Despite praise from ALEC claiming "no one is more qualified than Stephen Moore for this position," Stephen Moore would be alone on the Federal Reserve Board as the only member without a doctorate degree. Moore has never worked within academia. And, as pointed out by Chinn, Moore has never been published in a peer-reviewed journal.
Instead, Moore has climbed the ranks within conservative think-tanks and political groups.
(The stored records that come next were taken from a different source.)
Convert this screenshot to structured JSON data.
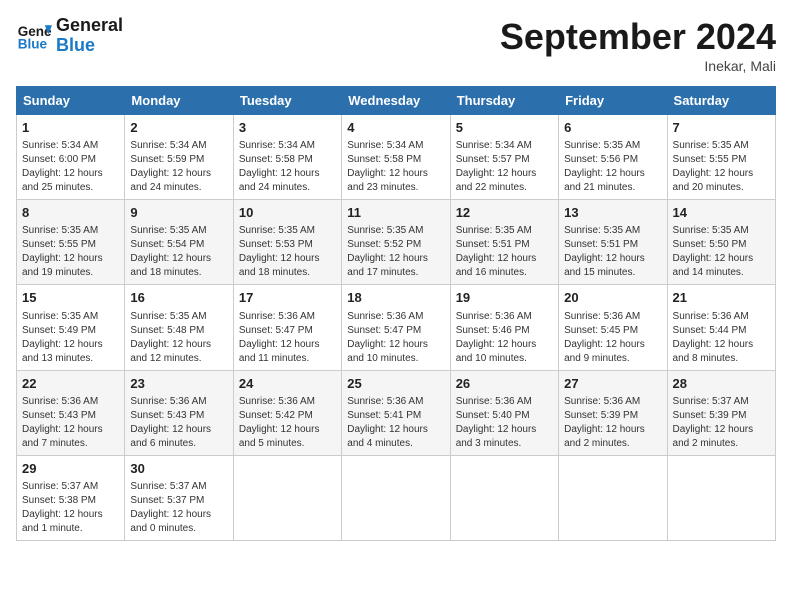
{
  "header": {
    "logo_line1": "General",
    "logo_line2": "Blue",
    "month_title": "September 2024",
    "location": "Inekar, Mali"
  },
  "weekdays": [
    "Sunday",
    "Monday",
    "Tuesday",
    "Wednesday",
    "Thursday",
    "Friday",
    "Saturday"
  ],
  "weeks": [
    [
      {
        "day": "1",
        "info": "Sunrise: 5:34 AM\nSunset: 6:00 PM\nDaylight: 12 hours\nand 25 minutes."
      },
      {
        "day": "2",
        "info": "Sunrise: 5:34 AM\nSunset: 5:59 PM\nDaylight: 12 hours\nand 24 minutes."
      },
      {
        "day": "3",
        "info": "Sunrise: 5:34 AM\nSunset: 5:58 PM\nDaylight: 12 hours\nand 24 minutes."
      },
      {
        "day": "4",
        "info": "Sunrise: 5:34 AM\nSunset: 5:58 PM\nDaylight: 12 hours\nand 23 minutes."
      },
      {
        "day": "5",
        "info": "Sunrise: 5:34 AM\nSunset: 5:57 PM\nDaylight: 12 hours\nand 22 minutes."
      },
      {
        "day": "6",
        "info": "Sunrise: 5:35 AM\nSunset: 5:56 PM\nDaylight: 12 hours\nand 21 minutes."
      },
      {
        "day": "7",
        "info": "Sunrise: 5:35 AM\nSunset: 5:55 PM\nDaylight: 12 hours\nand 20 minutes."
      }
    ],
    [
      {
        "day": "8",
        "info": "Sunrise: 5:35 AM\nSunset: 5:55 PM\nDaylight: 12 hours\nand 19 minutes."
      },
      {
        "day": "9",
        "info": "Sunrise: 5:35 AM\nSunset: 5:54 PM\nDaylight: 12 hours\nand 18 minutes."
      },
      {
        "day": "10",
        "info": "Sunrise: 5:35 AM\nSunset: 5:53 PM\nDaylight: 12 hours\nand 18 minutes."
      },
      {
        "day": "11",
        "info": "Sunrise: 5:35 AM\nSunset: 5:52 PM\nDaylight: 12 hours\nand 17 minutes."
      },
      {
        "day": "12",
        "info": "Sunrise: 5:35 AM\nSunset: 5:51 PM\nDaylight: 12 hours\nand 16 minutes."
      },
      {
        "day": "13",
        "info": "Sunrise: 5:35 AM\nSunset: 5:51 PM\nDaylight: 12 hours\nand 15 minutes."
      },
      {
        "day": "14",
        "info": "Sunrise: 5:35 AM\nSunset: 5:50 PM\nDaylight: 12 hours\nand 14 minutes."
      }
    ],
    [
      {
        "day": "15",
        "info": "Sunrise: 5:35 AM\nSunset: 5:49 PM\nDaylight: 12 hours\nand 13 minutes."
      },
      {
        "day": "16",
        "info": "Sunrise: 5:35 AM\nSunset: 5:48 PM\nDaylight: 12 hours\nand 12 minutes."
      },
      {
        "day": "17",
        "info": "Sunrise: 5:36 AM\nSunset: 5:47 PM\nDaylight: 12 hours\nand 11 minutes."
      },
      {
        "day": "18",
        "info": "Sunrise: 5:36 AM\nSunset: 5:47 PM\nDaylight: 12 hours\nand 10 minutes."
      },
      {
        "day": "19",
        "info": "Sunrise: 5:36 AM\nSunset: 5:46 PM\nDaylight: 12 hours\nand 10 minutes."
      },
      {
        "day": "20",
        "info": "Sunrise: 5:36 AM\nSunset: 5:45 PM\nDaylight: 12 hours\nand 9 minutes."
      },
      {
        "day": "21",
        "info": "Sunrise: 5:36 AM\nSunset: 5:44 PM\nDaylight: 12 hours\nand 8 minutes."
      }
    ],
    [
      {
        "day": "22",
        "info": "Sunrise: 5:36 AM\nSunset: 5:43 PM\nDaylight: 12 hours\nand 7 minutes."
      },
      {
        "day": "23",
        "info": "Sunrise: 5:36 AM\nSunset: 5:43 PM\nDaylight: 12 hours\nand 6 minutes."
      },
      {
        "day": "24",
        "info": "Sunrise: 5:36 AM\nSunset: 5:42 PM\nDaylight: 12 hours\nand 5 minutes."
      },
      {
        "day": "25",
        "info": "Sunrise: 5:36 AM\nSunset: 5:41 PM\nDaylight: 12 hours\nand 4 minutes."
      },
      {
        "day": "26",
        "info": "Sunrise: 5:36 AM\nSunset: 5:40 PM\nDaylight: 12 hours\nand 3 minutes."
      },
      {
        "day": "27",
        "info": "Sunrise: 5:36 AM\nSunset: 5:39 PM\nDaylight: 12 hours\nand 2 minutes."
      },
      {
        "day": "28",
        "info": "Sunrise: 5:37 AM\nSunset: 5:39 PM\nDaylight: 12 hours\nand 2 minutes."
      }
    ],
    [
      {
        "day": "29",
        "info": "Sunrise: 5:37 AM\nSunset: 5:38 PM\nDaylight: 12 hours\nand 1 minute."
      },
      {
        "day": "30",
        "info": "Sunrise: 5:37 AM\nSunset: 5:37 PM\nDaylight: 12 hours\nand 0 minutes."
      },
      null,
      null,
      null,
      null,
      null
    ]
  ]
}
He founded Club for Growth, and has worked as a senior fellow at the Cato Institute, a visiting fellow at the Heritage Foundation, a senior economic contributor at FreedomWorks, a board member of the Donors Capital Fund, a research director for President Ronald Reagan's Commission on Privatization, and with many other right-wing organizations.
"Stephen Moore is little more than a fairly inept polemicist. I've never seen anything written by him that could be construed as 'research' in an academic/policy sense," Chinn told CMD. Pointing at his lack of a doctorate in the field, Chinn opined, "perhaps he has an excuse, given his limited economics training," but Moore's "use of incorrect or outdated data suggests deeper issues."
Economists Say Moore Is Not Qualified
Moore "is a terrible, horrible, no good, very bad pick. He hasn't gotten a thing right in twenty years," Justin Wolfers, an economics professor at the University of Michigan, tweeted.
Wolfers is not alone. Greg Mankiw, a Harvard professor who was chairman of the White House Council of Economic Advisers under George W. Bush and is considered a "leading Republican economist," said Moore "does not have the intellectual gravitas for this important job."
Moore himself said, "I'm kind of new to this game, frankly, so I'm going to be on a steep learning curve myself about how the Fed operates, how the Federal Reserve makes its decisions," according to Bloomberg. "It's hard for me to say even what my role will be there, assuming I get confirmed."
Trump also recently appointed "former pizza magnate turned failed Republican presidential candidate" Herman Cain to the Fed. However, according to ABC News, Cain is expected to withdraw his name from consideration in the coming days after four GOP senators indicated they would not vote to confirm him. The next step in the confirmation process is vetting from the Senate Committee on Banking, chaired by Idaho Republican Mike Crapo.